------ INPUT DATA ------
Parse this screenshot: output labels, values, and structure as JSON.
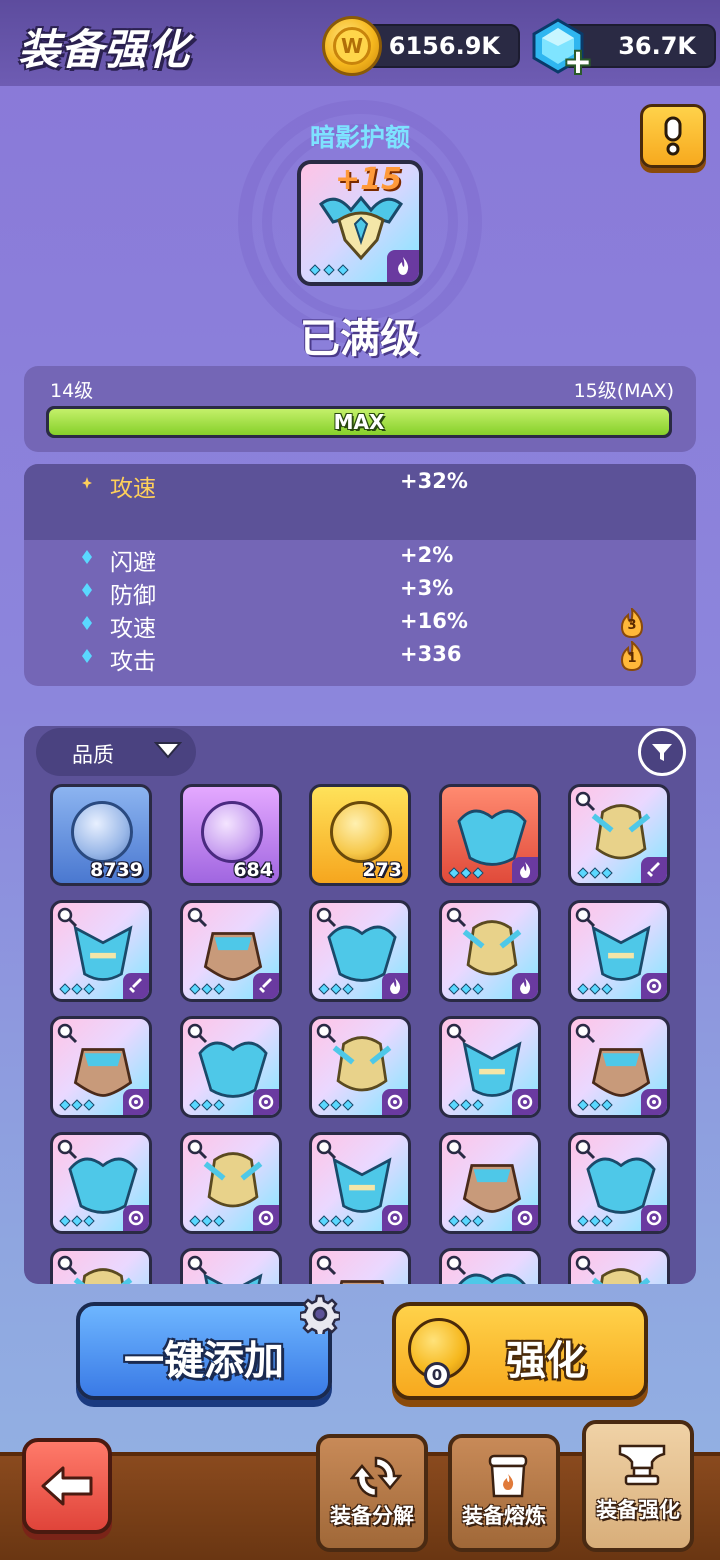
{
  "header": {
    "title": "装备强化",
    "coins": "6156.9K",
    "gems": "36.7K",
    "coin_icon": "coin-icon",
    "gem_icon": "gem-icon",
    "add_icon": "plus-icon"
  },
  "featured": {
    "name": "暗影护额",
    "level_badge": "+15",
    "status": "已满级",
    "help_icon": "exclamation-icon"
  },
  "level": {
    "current": "14级",
    "next": "15级(MAX)",
    "bar_label": "MAX",
    "progress": 1.0
  },
  "stats": {
    "primary": [
      {
        "name": "攻速",
        "value": "+32%"
      }
    ],
    "secondary": [
      {
        "name": "闪避",
        "value": "+2%",
        "badge": ""
      },
      {
        "name": "防御",
        "value": "+3%",
        "badge": ""
      },
      {
        "name": "攻速",
        "value": "+16%",
        "badge": "3"
      },
      {
        "name": "攻击",
        "value": "+336",
        "badge": "1"
      }
    ]
  },
  "inventory": {
    "quality_label": "品质",
    "materials": [
      {
        "kind": "silver",
        "count": "8739"
      },
      {
        "kind": "purple",
        "count": "684"
      },
      {
        "kind": "gold",
        "count": "273"
      }
    ]
  },
  "actions": {
    "add_all": "一键添加",
    "enhance": "强化",
    "enhance_cost": "0"
  },
  "nav": {
    "tabs": [
      {
        "label": "装备分解"
      },
      {
        "label": "装备熔炼"
      },
      {
        "label": "装备强化"
      }
    ]
  },
  "colors": {
    "accent_gold": "#f7a91e",
    "accent_blue": "#3a7ae6",
    "progress_green": "#86d02a",
    "item_name": "#7ee2ff",
    "primary_stat": "#ffd05a"
  }
}
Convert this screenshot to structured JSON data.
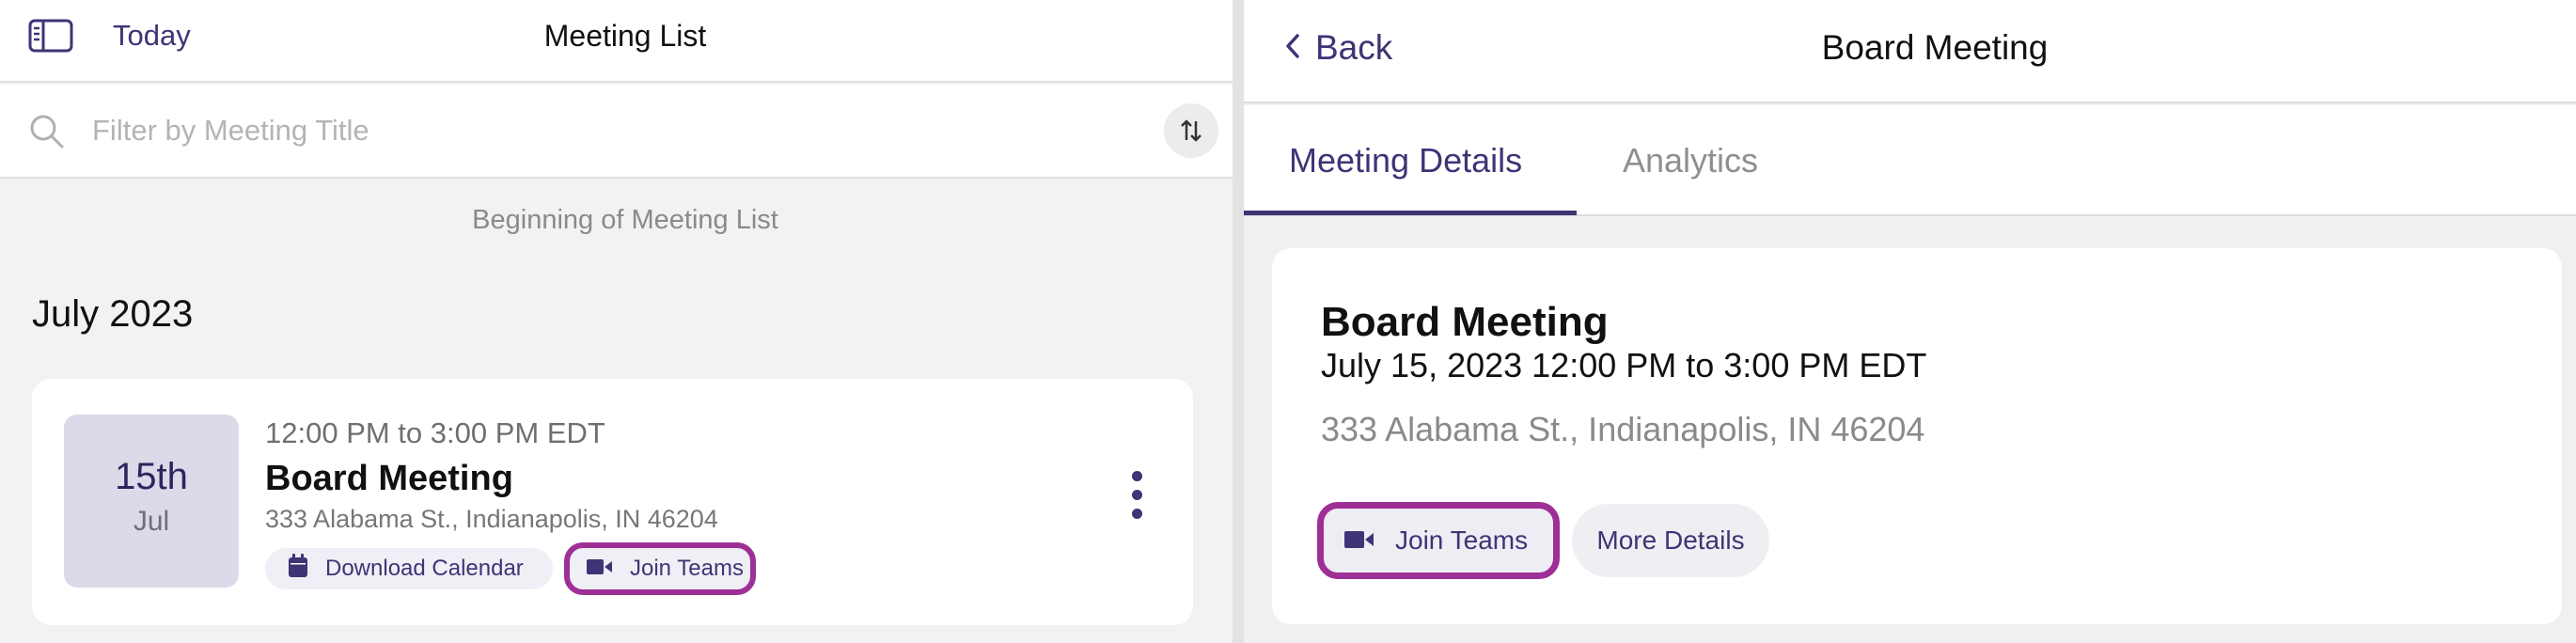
{
  "left": {
    "header": {
      "today_label": "Today",
      "title": "Meeting List"
    },
    "search": {
      "placeholder": "Filter by Meeting Title",
      "value": ""
    },
    "list_start_text": "Beginning of Meeting List",
    "month_heading": "July 2023",
    "meetings": [
      {
        "date_day": "15th",
        "date_month": "Jul",
        "time": "12:00 PM to 3:00 PM EDT",
        "title": "Board Meeting",
        "address": "333 Alabama St., Indianapolis, IN 46204",
        "download_label": "Download Calendar",
        "join_label": "Join Teams"
      }
    ]
  },
  "right": {
    "header": {
      "back_label": "Back",
      "title": "Board Meeting"
    },
    "tabs": [
      {
        "label": "Meeting Details",
        "active": true
      },
      {
        "label": "Analytics",
        "active": false
      }
    ],
    "detail": {
      "title": "Board Meeting",
      "datetime": "July 15, 2023 12:00 PM to 3:00 PM EDT",
      "address": "333 Alabama St., Indianapolis, IN 46204",
      "join_label": "Join Teams",
      "more_label": "More Details"
    }
  },
  "icons": {
    "sidebar": "sidebar-toggle-icon",
    "search": "search-icon",
    "sort": "sort-icon",
    "calendar": "calendar-icon",
    "video": "video-camera-icon",
    "kebab": "more-vertical-icon",
    "back": "chevron-left-icon"
  },
  "colors": {
    "accent": "#3e3476",
    "highlight_border": "#9d2f95",
    "date_badge_bg": "#dcdae8",
    "pane_bg": "#f2f2f2"
  }
}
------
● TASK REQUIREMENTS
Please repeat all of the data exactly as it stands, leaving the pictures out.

● WRITTEN RESPONSE
Parse this screenshot: output labels, values, and structure as JSON.
{
  "header": {
    "title": "装备强化",
    "coins": "6156.9K",
    "gems": "36.7K",
    "coin_icon": "coin-icon",
    "gem_icon": "gem-icon",
    "add_icon": "plus-icon"
  },
  "featured": {
    "name": "暗影护额",
    "level_badge": "+15",
    "status": "已满级",
    "help_icon": "exclamation-icon"
  },
  "level": {
    "current": "14级",
    "next": "15级(MAX)",
    "bar_label": "MAX",
    "progress": 1.0
  },
  "stats": {
    "primary": [
      {
        "name": "攻速",
        "value": "+32%"
      }
    ],
    "secondary": [
      {
        "name": "闪避",
        "value": "+2%",
        "badge": ""
      },
      {
        "name": "防御",
        "value": "+3%",
        "badge": ""
      },
      {
        "name": "攻速",
        "value": "+16%",
        "badge": "3"
      },
      {
        "name": "攻击",
        "value": "+336",
        "badge": "1"
      }
    ]
  },
  "inventory": {
    "quality_label": "品质",
    "materials": [
      {
        "kind": "silver",
        "count": "8739"
      },
      {
        "kind": "purple",
        "count": "684"
      },
      {
        "kind": "gold",
        "count": "273"
      }
    ]
  },
  "actions": {
    "add_all": "一键添加",
    "enhance": "强化",
    "enhance_cost": "0"
  },
  "nav": {
    "tabs": [
      {
        "label": "装备分解"
      },
      {
        "label": "装备熔炼"
      },
      {
        "label": "装备强化"
      }
    ]
  },
  "colors": {
    "accent_gold": "#f7a91e",
    "accent_blue": "#3a7ae6",
    "progress_green": "#86d02a",
    "item_name": "#7ee2ff",
    "primary_stat": "#ffd05a"
  }
}
Convert this screenshot to structured JSON data.
{
  "left": {
    "header": {
      "today_label": "Today",
      "title": "Meeting List"
    },
    "search": {
      "placeholder": "Filter by Meeting Title",
      "value": ""
    },
    "list_start_text": "Beginning of Meeting List",
    "month_heading": "July 2023",
    "meetings": [
      {
        "date_day": "15th",
        "date_month": "Jul",
        "time": "12:00 PM to 3:00 PM EDT",
        "title": "Board Meeting",
        "address": "333 Alabama St., Indianapolis, IN 46204",
        "download_label": "Download Calendar",
        "join_label": "Join Teams"
      }
    ]
  },
  "right": {
    "header": {
      "back_label": "Back",
      "title": "Board Meeting"
    },
    "tabs": [
      {
        "label": "Meeting Details",
        "active": true
      },
      {
        "label": "Analytics",
        "active": false
      }
    ],
    "detail": {
      "title": "Board Meeting",
      "datetime": "July 15, 2023 12:00 PM to 3:00 PM EDT",
      "address": "333 Alabama St., Indianapolis, IN 46204",
      "join_label": "Join Teams",
      "more_label": "More Details"
    }
  },
  "icons": {
    "sidebar": "sidebar-toggle-icon",
    "search": "search-icon",
    "sort": "sort-icon",
    "calendar": "calendar-icon",
    "video": "video-camera-icon",
    "kebab": "more-vertical-icon",
    "back": "chevron-left-icon"
  },
  "colors": {
    "accent": "#3e3476",
    "highlight_border": "#9d2f95",
    "date_badge_bg": "#dcdae8",
    "pane_bg": "#f2f2f2"
  }
}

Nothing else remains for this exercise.